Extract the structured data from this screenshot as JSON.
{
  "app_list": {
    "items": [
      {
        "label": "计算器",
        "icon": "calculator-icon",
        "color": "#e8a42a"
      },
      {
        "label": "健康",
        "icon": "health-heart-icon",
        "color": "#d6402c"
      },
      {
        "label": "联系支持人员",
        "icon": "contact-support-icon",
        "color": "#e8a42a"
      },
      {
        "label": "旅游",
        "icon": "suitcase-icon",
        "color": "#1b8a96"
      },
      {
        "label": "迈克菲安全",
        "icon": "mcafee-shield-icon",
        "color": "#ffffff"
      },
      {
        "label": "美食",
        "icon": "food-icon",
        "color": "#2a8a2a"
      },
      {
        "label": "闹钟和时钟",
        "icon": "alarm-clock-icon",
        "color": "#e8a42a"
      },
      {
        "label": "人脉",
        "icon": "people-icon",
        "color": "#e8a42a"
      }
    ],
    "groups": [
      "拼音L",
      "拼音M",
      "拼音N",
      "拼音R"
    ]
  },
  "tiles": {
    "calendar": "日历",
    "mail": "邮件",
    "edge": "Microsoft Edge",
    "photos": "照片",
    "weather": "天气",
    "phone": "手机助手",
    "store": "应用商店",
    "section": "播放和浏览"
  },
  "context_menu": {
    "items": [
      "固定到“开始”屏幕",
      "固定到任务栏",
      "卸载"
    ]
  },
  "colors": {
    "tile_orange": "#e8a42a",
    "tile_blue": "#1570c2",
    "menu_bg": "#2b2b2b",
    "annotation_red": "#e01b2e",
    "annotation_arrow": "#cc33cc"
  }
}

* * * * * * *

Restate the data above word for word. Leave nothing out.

Extract the structured data from this screenshot as JSON.
{
  "app_list": {
    "items": [
      {
        "label": "计算器",
        "icon": "calculator-icon",
        "color": "#e8a42a"
      },
      {
        "label": "健康",
        "icon": "health-heart-icon",
        "color": "#d6402c"
      },
      {
        "label": "联系支持人员",
        "icon": "contact-support-icon",
        "color": "#e8a42a"
      },
      {
        "label": "旅游",
        "icon": "suitcase-icon",
        "color": "#1b8a96"
      },
      {
        "label": "迈克菲安全",
        "icon": "mcafee-shield-icon",
        "color": "#ffffff"
      },
      {
        "label": "美食",
        "icon": "food-icon",
        "color": "#2a8a2a"
      },
      {
        "label": "闹钟和时钟",
        "icon": "alarm-clock-icon",
        "color": "#e8a42a"
      },
      {
        "label": "人脉",
        "icon": "people-icon",
        "color": "#e8a42a"
      }
    ],
    "groups": [
      "拼音L",
      "拼音M",
      "拼音N",
      "拼音R"
    ]
  },
  "tiles": {
    "calendar": "日历",
    "mail": "邮件",
    "edge": "Microsoft Edge",
    "photos": "照片",
    "weather": "天气",
    "phone": "手机助手",
    "store": "应用商店",
    "section": "播放和浏览"
  },
  "context_menu": {
    "items": [
      "固定到“开始”屏幕",
      "固定到任务栏",
      "卸载"
    ]
  },
  "colors": {
    "tile_orange": "#e8a42a",
    "tile_blue": "#1570c2",
    "menu_bg": "#2b2b2b",
    "annotation_red": "#e01b2e",
    "annotation_arrow": "#cc33cc"
  }
}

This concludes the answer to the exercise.